## Your instructions
Supply the number of lines below containing "text", nothing else.

## Data for this exercise
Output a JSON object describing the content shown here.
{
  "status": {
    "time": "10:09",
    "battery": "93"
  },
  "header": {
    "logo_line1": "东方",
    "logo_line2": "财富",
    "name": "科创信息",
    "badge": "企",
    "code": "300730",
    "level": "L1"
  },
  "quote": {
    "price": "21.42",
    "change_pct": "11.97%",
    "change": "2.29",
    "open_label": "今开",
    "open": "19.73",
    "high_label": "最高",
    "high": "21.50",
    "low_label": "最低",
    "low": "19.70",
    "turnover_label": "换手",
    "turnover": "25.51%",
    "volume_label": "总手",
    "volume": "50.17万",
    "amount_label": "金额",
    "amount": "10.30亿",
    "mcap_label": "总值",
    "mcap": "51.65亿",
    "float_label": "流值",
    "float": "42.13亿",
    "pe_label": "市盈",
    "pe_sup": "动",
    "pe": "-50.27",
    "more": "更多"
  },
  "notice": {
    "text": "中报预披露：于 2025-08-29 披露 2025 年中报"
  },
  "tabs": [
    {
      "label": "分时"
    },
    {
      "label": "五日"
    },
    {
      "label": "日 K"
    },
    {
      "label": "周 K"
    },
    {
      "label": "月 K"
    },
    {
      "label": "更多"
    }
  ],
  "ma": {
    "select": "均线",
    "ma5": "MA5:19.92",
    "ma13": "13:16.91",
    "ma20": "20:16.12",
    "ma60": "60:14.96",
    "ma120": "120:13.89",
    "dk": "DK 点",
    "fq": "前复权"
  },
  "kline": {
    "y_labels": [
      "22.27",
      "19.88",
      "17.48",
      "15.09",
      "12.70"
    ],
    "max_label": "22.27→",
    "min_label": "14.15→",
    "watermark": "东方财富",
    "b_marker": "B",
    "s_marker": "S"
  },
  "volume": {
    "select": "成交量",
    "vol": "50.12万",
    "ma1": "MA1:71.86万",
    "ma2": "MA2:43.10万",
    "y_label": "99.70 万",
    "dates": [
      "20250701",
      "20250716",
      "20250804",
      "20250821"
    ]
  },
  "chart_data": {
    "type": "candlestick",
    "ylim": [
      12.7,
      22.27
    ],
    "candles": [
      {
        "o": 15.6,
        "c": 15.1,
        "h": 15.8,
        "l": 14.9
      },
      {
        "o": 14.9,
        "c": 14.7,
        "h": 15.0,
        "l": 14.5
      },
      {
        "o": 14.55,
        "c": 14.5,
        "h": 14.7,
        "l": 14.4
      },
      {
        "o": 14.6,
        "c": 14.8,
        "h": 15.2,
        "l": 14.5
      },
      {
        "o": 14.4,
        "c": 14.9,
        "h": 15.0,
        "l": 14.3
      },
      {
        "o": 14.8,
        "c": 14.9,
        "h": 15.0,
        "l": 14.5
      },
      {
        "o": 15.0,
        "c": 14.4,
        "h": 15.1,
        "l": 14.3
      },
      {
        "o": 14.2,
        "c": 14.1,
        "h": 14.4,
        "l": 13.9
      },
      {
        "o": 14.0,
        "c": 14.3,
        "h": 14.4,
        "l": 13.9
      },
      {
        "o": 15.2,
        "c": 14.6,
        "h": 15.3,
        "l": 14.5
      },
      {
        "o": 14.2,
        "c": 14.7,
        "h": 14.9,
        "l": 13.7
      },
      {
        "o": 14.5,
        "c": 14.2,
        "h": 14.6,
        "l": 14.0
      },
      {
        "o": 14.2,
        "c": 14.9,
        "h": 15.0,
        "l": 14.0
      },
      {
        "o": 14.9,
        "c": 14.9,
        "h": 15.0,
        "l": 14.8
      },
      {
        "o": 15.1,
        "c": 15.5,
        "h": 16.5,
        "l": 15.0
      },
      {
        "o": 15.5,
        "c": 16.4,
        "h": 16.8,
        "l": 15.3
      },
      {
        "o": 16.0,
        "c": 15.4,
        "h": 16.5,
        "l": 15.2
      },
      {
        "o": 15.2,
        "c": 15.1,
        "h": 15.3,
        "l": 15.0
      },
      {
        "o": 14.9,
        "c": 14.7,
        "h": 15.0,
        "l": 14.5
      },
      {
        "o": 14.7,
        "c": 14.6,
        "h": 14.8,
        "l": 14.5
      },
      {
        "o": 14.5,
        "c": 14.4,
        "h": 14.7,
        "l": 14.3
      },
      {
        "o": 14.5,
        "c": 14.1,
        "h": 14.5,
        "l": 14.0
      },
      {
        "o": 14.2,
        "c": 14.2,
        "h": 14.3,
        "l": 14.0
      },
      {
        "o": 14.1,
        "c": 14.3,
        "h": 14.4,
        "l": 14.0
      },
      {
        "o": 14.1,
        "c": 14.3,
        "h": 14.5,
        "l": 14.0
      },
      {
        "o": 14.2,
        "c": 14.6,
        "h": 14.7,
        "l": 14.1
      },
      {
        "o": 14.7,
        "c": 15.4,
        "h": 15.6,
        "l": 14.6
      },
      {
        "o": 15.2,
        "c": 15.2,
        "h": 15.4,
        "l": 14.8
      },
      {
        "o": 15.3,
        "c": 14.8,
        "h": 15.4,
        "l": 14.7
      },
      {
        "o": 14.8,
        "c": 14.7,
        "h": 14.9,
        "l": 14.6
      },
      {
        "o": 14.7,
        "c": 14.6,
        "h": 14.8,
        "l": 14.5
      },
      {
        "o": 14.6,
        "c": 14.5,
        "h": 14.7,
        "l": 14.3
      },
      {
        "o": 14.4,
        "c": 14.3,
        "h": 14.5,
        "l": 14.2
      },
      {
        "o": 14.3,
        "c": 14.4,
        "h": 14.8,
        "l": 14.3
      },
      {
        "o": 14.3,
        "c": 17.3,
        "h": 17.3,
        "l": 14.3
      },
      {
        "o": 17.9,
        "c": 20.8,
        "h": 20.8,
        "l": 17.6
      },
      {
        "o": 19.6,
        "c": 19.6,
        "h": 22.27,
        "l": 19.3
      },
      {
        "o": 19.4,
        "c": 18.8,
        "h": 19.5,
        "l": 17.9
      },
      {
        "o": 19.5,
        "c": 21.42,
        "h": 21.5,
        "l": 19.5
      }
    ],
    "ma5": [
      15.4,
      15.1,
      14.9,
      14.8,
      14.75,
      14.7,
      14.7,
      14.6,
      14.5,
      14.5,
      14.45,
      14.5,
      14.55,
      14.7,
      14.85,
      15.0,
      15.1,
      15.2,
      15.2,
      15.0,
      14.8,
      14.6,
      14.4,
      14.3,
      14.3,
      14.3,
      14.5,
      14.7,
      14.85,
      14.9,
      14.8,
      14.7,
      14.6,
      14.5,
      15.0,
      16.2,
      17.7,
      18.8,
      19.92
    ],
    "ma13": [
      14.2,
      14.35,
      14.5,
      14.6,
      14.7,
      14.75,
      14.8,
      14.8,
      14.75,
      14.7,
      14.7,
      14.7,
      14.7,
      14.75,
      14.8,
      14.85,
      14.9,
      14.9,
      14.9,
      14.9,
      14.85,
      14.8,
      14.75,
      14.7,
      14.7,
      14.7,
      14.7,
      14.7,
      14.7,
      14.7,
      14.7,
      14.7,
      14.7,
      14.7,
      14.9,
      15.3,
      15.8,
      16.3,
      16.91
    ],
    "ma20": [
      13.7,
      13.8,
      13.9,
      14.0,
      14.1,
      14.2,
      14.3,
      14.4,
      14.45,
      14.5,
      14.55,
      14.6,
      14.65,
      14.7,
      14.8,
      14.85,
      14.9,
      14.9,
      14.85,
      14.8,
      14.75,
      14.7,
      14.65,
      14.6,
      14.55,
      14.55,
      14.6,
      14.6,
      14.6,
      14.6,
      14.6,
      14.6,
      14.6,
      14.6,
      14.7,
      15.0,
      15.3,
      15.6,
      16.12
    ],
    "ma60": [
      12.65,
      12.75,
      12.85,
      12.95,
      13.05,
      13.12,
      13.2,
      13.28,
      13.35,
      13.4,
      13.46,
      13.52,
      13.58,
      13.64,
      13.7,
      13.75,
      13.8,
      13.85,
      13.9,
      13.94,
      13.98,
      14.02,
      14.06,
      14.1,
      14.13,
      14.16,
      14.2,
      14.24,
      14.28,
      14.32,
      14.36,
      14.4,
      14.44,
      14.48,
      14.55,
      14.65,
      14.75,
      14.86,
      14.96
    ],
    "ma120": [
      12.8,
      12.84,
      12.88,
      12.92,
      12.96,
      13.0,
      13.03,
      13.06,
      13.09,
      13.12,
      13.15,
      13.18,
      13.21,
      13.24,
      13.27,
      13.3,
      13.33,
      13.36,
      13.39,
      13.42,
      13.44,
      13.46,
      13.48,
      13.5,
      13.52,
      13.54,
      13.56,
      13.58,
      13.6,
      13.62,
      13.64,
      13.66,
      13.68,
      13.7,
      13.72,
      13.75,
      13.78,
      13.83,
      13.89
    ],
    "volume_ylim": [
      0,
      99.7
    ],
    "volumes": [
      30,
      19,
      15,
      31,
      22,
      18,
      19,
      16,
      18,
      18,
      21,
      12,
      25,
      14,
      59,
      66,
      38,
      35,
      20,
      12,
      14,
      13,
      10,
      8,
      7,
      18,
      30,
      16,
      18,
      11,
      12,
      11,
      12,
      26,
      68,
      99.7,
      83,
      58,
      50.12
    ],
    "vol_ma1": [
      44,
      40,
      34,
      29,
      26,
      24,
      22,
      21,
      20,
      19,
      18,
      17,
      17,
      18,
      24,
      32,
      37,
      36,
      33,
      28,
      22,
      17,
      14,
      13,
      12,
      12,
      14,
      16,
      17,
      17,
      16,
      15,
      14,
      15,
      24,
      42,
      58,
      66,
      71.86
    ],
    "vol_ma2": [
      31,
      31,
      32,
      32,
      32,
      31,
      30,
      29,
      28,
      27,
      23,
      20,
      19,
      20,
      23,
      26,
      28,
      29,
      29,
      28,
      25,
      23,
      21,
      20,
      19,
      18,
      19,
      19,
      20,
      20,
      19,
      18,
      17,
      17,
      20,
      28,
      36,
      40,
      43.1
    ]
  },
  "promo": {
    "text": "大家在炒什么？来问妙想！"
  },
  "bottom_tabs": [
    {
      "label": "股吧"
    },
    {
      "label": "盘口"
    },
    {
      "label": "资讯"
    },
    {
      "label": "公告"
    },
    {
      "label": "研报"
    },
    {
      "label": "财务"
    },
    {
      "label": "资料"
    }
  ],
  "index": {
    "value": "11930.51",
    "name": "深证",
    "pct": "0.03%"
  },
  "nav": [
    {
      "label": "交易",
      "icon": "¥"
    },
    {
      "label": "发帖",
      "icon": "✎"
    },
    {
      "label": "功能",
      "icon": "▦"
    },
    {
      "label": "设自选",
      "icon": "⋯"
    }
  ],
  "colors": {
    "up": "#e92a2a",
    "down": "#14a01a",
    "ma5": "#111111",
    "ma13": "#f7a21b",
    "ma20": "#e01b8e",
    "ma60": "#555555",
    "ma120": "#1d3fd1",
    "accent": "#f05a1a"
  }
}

## Response area
2